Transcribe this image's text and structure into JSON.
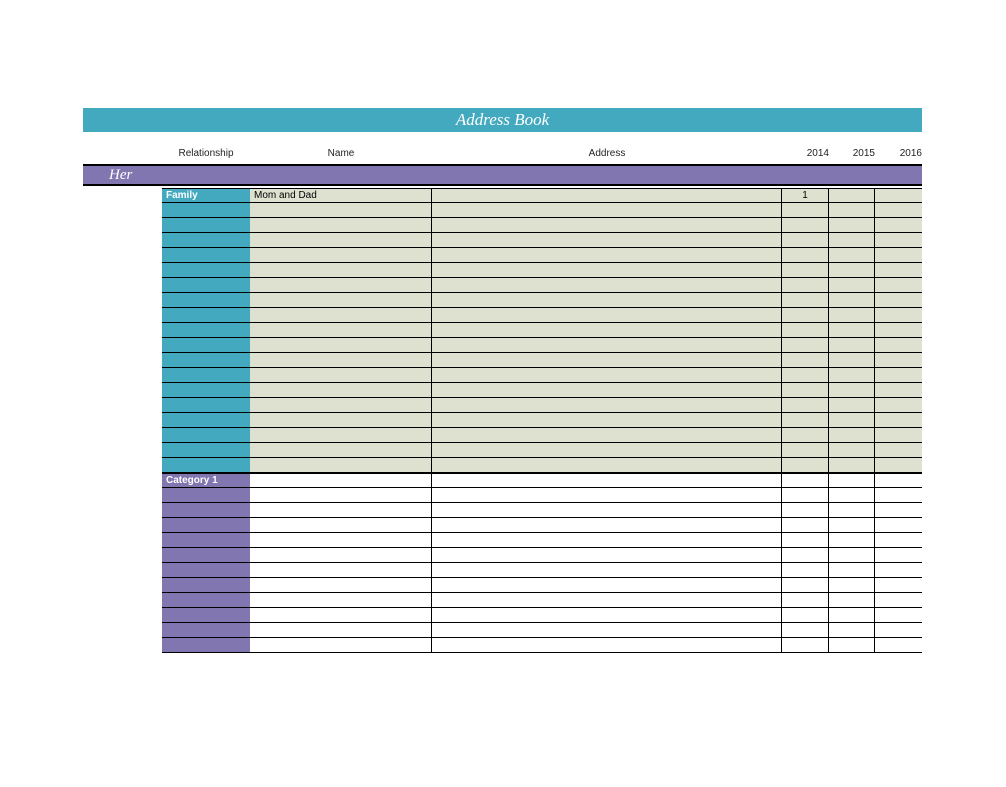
{
  "title": "Address Book",
  "columns": {
    "rel": "Relationship",
    "name": "Name",
    "addr": "Address",
    "y1": "2014",
    "y2": "2015",
    "y3": "2016"
  },
  "section_header": "Her",
  "groups": [
    {
      "id": "family",
      "label": "Family",
      "rows": [
        {
          "name": "Mom and Dad",
          "addr": "",
          "y1": "1",
          "y2": "",
          "y3": ""
        },
        {
          "name": "",
          "addr": "",
          "y1": "",
          "y2": "",
          "y3": ""
        },
        {
          "name": "",
          "addr": "",
          "y1": "",
          "y2": "",
          "y3": ""
        },
        {
          "name": "",
          "addr": "",
          "y1": "",
          "y2": "",
          "y3": ""
        },
        {
          "name": "",
          "addr": "",
          "y1": "",
          "y2": "",
          "y3": ""
        },
        {
          "name": "",
          "addr": "",
          "y1": "",
          "y2": "",
          "y3": ""
        },
        {
          "name": "",
          "addr": "",
          "y1": "",
          "y2": "",
          "y3": ""
        },
        {
          "name": "",
          "addr": "",
          "y1": "",
          "y2": "",
          "y3": ""
        },
        {
          "name": "",
          "addr": "",
          "y1": "",
          "y2": "",
          "y3": ""
        },
        {
          "name": "",
          "addr": "",
          "y1": "",
          "y2": "",
          "y3": ""
        },
        {
          "name": "",
          "addr": "",
          "y1": "",
          "y2": "",
          "y3": ""
        },
        {
          "name": "",
          "addr": "",
          "y1": "",
          "y2": "",
          "y3": ""
        },
        {
          "name": "",
          "addr": "",
          "y1": "",
          "y2": "",
          "y3": ""
        },
        {
          "name": "",
          "addr": "",
          "y1": "",
          "y2": "",
          "y3": ""
        },
        {
          "name": "",
          "addr": "",
          "y1": "",
          "y2": "",
          "y3": ""
        },
        {
          "name": "",
          "addr": "",
          "y1": "",
          "y2": "",
          "y3": ""
        },
        {
          "name": "",
          "addr": "",
          "y1": "",
          "y2": "",
          "y3": ""
        },
        {
          "name": "",
          "addr": "",
          "y1": "",
          "y2": "",
          "y3": ""
        },
        {
          "name": "",
          "addr": "",
          "y1": "",
          "y2": "",
          "y3": ""
        }
      ]
    },
    {
      "id": "cat1",
      "label": "Category 1",
      "rows": [
        {
          "name": "",
          "addr": "",
          "y1": "",
          "y2": "",
          "y3": ""
        },
        {
          "name": "",
          "addr": "",
          "y1": "",
          "y2": "",
          "y3": ""
        },
        {
          "name": "",
          "addr": "",
          "y1": "",
          "y2": "",
          "y3": ""
        },
        {
          "name": "",
          "addr": "",
          "y1": "",
          "y2": "",
          "y3": ""
        },
        {
          "name": "",
          "addr": "",
          "y1": "",
          "y2": "",
          "y3": ""
        },
        {
          "name": "",
          "addr": "",
          "y1": "",
          "y2": "",
          "y3": ""
        },
        {
          "name": "",
          "addr": "",
          "y1": "",
          "y2": "",
          "y3": ""
        },
        {
          "name": "",
          "addr": "",
          "y1": "",
          "y2": "",
          "y3": ""
        },
        {
          "name": "",
          "addr": "",
          "y1": "",
          "y2": "",
          "y3": ""
        },
        {
          "name": "",
          "addr": "",
          "y1": "",
          "y2": "",
          "y3": ""
        },
        {
          "name": "",
          "addr": "",
          "y1": "",
          "y2": "",
          "y3": ""
        },
        {
          "name": "",
          "addr": "",
          "y1": "",
          "y2": "",
          "y3": ""
        }
      ]
    }
  ]
}
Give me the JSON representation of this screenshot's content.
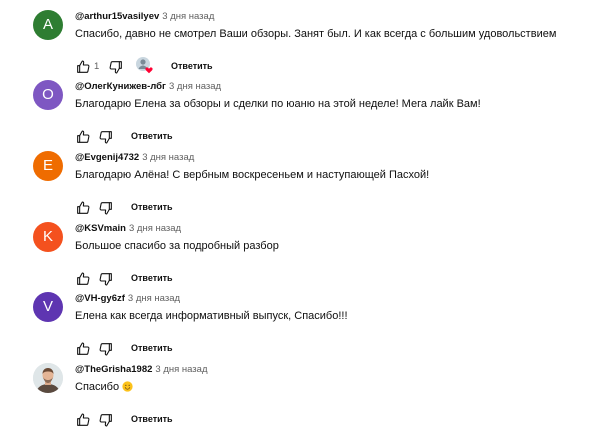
{
  "comments": [
    {
      "avatar_letter": "A",
      "avatar_color": "#2e7d32",
      "author": "@arthur15vasilyev",
      "time": "3 дня назад",
      "text": "Спасибо, давно не смотрел Ваши обзоры. Занят был. И как всегда с большим удовольствием",
      "likes": "1",
      "reply_label": "Ответить",
      "has_creator_heart": true
    },
    {
      "avatar_letter": "О",
      "avatar_color": "#7e57c2",
      "author": "@ОлегКунижев-лбг",
      "time": "3 дня назад",
      "text": "Благодарю Елена за обзоры и сделки по юаню на этой неделе! Мега лайк Вам!",
      "reply_label": "Ответить"
    },
    {
      "avatar_letter": "E",
      "avatar_color": "#ef6c00",
      "author": "@Evgenij4732",
      "time": "3 дня назад",
      "text": "Благодарю Алёна! С вербным воскресеньем и наступающей Пасхой!",
      "reply_label": "Ответить"
    },
    {
      "avatar_letter": "K",
      "avatar_color": "#f4511e",
      "author": "@KSVmain",
      "time": "3 дня назад",
      "text": "Большое спасибо за подробный разбор",
      "reply_label": "Ответить"
    },
    {
      "avatar_letter": "V",
      "avatar_color": "#5e35b1",
      "author": "@VH-gy6zf",
      "time": "3 дня назад",
      "text": "Елена как всегда информативный выпуск, Спасибо!!!",
      "reply_label": "Ответить"
    },
    {
      "avatar_letter": "",
      "avatar_color": "#dfe6e8",
      "author": "@TheGrisha1982",
      "time": "3 дня назад",
      "text": "Спасибо",
      "has_emoji": true,
      "reply_label": "Ответить"
    }
  ]
}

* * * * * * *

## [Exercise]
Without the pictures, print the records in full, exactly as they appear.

## [Response box]
Transcribe this image's text and structure into JSON.
{
  "title": "Address Book",
  "columns": {
    "rel": "Relationship",
    "name": "Name",
    "addr": "Address",
    "y1": "2014",
    "y2": "2015",
    "y3": "2016"
  },
  "section_header": "Her",
  "groups": [
    {
      "id": "family",
      "label": "Family",
      "rows": [
        {
          "name": "Mom and Dad",
          "addr": "",
          "y1": "1",
          "y2": "",
          "y3": ""
        },
        {
          "name": "",
          "addr": "",
          "y1": "",
          "y2": "",
          "y3": ""
        },
        {
          "name": "",
          "addr": "",
          "y1": "",
          "y2": "",
          "y3": ""
        },
        {
          "name": "",
          "addr": "",
          "y1": "",
          "y2": "",
          "y3": ""
        },
        {
          "name": "",
          "addr": "",
          "y1": "",
          "y2": "",
          "y3": ""
        },
        {
          "name": "",
          "addr": "",
          "y1": "",
          "y2": "",
          "y3": ""
        },
        {
          "name": "",
          "addr": "",
          "y1": "",
          "y2": "",
          "y3": ""
        },
        {
          "name": "",
          "addr": "",
          "y1": "",
          "y2": "",
          "y3": ""
        },
        {
          "name": "",
          "addr": "",
          "y1": "",
          "y2": "",
          "y3": ""
        },
        {
          "name": "",
          "addr": "",
          "y1": "",
          "y2": "",
          "y3": ""
        },
        {
          "name": "",
          "addr": "",
          "y1": "",
          "y2": "",
          "y3": ""
        },
        {
          "name": "",
          "addr": "",
          "y1": "",
          "y2": "",
          "y3": ""
        },
        {
          "name": "",
          "addr": "",
          "y1": "",
          "y2": "",
          "y3": ""
        },
        {
          "name": "",
          "addr": "",
          "y1": "",
          "y2": "",
          "y3": ""
        },
        {
          "name": "",
          "addr": "",
          "y1": "",
          "y2": "",
          "y3": ""
        },
        {
          "name": "",
          "addr": "",
          "y1": "",
          "y2": "",
          "y3": ""
        },
        {
          "name": "",
          "addr": "",
          "y1": "",
          "y2": "",
          "y3": ""
        },
        {
          "name": "",
          "addr": "",
          "y1": "",
          "y2": "",
          "y3": ""
        },
        {
          "name": "",
          "addr": "",
          "y1": "",
          "y2": "",
          "y3": ""
        }
      ]
    },
    {
      "id": "cat1",
      "label": "Category 1",
      "rows": [
        {
          "name": "",
          "addr": "",
          "y1": "",
          "y2": "",
          "y3": ""
        },
        {
          "name": "",
          "addr": "",
          "y1": "",
          "y2": "",
          "y3": ""
        },
        {
          "name": "",
          "addr": "",
          "y1": "",
          "y2": "",
          "y3": ""
        },
        {
          "name": "",
          "addr": "",
          "y1": "",
          "y2": "",
          "y3": ""
        },
        {
          "name": "",
          "addr": "",
          "y1": "",
          "y2": "",
          "y3": ""
        },
        {
          "name": "",
          "addr": "",
          "y1": "",
          "y2": "",
          "y3": ""
        },
        {
          "name": "",
          "addr": "",
          "y1": "",
          "y2": "",
          "y3": ""
        },
        {
          "name": "",
          "addr": "",
          "y1": "",
          "y2": "",
          "y3": ""
        },
        {
          "name": "",
          "addr": "",
          "y1": "",
          "y2": "",
          "y3": ""
        },
        {
          "name": "",
          "addr": "",
          "y1": "",
          "y2": "",
          "y3": ""
        },
        {
          "name": "",
          "addr": "",
          "y1": "",
          "y2": "",
          "y3": ""
        },
        {
          "name": "",
          "addr": "",
          "y1": "",
          "y2": "",
          "y3": ""
        }
      ]
    }
  ]
}
Give me the JSON representation of this screenshot's content.
{
  "comments": [
    {
      "avatar_letter": "A",
      "avatar_color": "#2e7d32",
      "author": "@arthur15vasilyev",
      "time": "3 дня назад",
      "text": "Спасибо, давно не смотрел Ваши обзоры. Занят был. И как всегда с большим удовольствием",
      "likes": "1",
      "reply_label": "Ответить",
      "has_creator_heart": true
    },
    {
      "avatar_letter": "О",
      "avatar_color": "#7e57c2",
      "author": "@ОлегКунижев-лбг",
      "time": "3 дня назад",
      "text": "Благодарю Елена за обзоры и сделки по юаню на этой неделе! Мега лайк Вам!",
      "reply_label": "Ответить"
    },
    {
      "avatar_letter": "E",
      "avatar_color": "#ef6c00",
      "author": "@Evgenij4732",
      "time": "3 дня назад",
      "text": "Благодарю Алёна! С вербным воскресеньем и наступающей Пасхой!",
      "reply_label": "Ответить"
    },
    {
      "avatar_letter": "K",
      "avatar_color": "#f4511e",
      "author": "@KSVmain",
      "time": "3 дня назад",
      "text": "Большое спасибо за подробный разбор",
      "reply_label": "Ответить"
    },
    {
      "avatar_letter": "V",
      "avatar_color": "#5e35b1",
      "author": "@VH-gy6zf",
      "time": "3 дня назад",
      "text": "Елена как всегда информативный выпуск, Спасибо!!!",
      "reply_label": "Ответить"
    },
    {
      "avatar_letter": "",
      "avatar_color": "#dfe6e8",
      "author": "@TheGrisha1982",
      "time": "3 дня назад",
      "text": "Спасибо",
      "has_emoji": true,
      "reply_label": "Ответить"
    }
  ]
}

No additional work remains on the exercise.